Drowned In Sound suggests the following:
We don’t want to preach or turn events such as this into a cynical sounding ‘buy some records’ campaign (not least because stock from the DiS label was destroyed) but we would imagine some of you would like to show your support for labels that have released records which have changed your life. There are a range of things you can do, from simply tweeting some positive message tagged #labellove to picking up a record you’ve been meaning to buy or going to the labels site and buying a totebag or whatever.
Tonight, 16,000 police will try to stop further senseless destruction – though just a few minutes ago, a mob was trying to smash its way into a mall in Manchester, with one shop already on fire. I’m not sure how much luck they’ll have, but the public is already sick of the looters, with counter-protests of broom-wielding clean-up crews already swinging into action.
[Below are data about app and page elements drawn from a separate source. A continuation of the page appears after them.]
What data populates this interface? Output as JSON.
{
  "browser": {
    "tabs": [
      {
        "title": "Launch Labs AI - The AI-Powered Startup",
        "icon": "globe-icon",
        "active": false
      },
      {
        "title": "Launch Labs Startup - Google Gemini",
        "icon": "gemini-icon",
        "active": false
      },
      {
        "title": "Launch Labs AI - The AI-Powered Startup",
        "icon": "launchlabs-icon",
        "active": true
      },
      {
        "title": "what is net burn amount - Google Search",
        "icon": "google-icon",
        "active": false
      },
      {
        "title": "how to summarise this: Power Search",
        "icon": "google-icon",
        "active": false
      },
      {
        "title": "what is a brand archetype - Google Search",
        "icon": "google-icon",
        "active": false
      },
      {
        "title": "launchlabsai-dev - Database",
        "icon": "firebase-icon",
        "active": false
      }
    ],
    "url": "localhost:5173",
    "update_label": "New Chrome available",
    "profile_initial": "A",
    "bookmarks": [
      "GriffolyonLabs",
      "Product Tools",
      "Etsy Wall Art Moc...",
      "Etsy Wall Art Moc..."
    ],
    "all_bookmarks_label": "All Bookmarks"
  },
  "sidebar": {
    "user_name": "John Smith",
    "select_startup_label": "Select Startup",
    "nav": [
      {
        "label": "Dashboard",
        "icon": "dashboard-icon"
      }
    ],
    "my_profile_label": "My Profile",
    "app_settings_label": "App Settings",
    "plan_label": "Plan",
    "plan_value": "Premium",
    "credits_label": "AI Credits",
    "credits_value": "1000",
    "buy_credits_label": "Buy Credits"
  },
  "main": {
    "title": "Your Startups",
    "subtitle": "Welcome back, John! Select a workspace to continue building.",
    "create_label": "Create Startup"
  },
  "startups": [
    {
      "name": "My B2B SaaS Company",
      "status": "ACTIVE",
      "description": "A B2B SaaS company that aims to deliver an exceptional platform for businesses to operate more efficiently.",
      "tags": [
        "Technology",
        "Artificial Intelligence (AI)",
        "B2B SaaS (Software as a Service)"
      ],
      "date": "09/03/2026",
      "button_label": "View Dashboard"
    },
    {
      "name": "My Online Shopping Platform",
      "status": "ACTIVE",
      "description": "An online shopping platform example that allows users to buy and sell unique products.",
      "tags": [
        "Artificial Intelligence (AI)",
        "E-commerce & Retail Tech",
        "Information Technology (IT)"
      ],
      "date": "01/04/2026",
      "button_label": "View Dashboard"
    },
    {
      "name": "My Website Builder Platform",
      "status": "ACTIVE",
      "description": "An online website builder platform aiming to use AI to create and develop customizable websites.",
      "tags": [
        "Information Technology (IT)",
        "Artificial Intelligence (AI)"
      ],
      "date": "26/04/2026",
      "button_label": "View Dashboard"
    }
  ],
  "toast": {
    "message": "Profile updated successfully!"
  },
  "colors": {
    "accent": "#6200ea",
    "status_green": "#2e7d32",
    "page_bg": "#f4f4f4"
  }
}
Among those who’ve been out with their heavy-duty gloves and bin bags are Kaiser Chiefs. Frontman Ricky Wilson tweeted, “Camden Chalk Farm. Me and Simon will there in a bit with our brooms. Get to one near you today if you’re about.”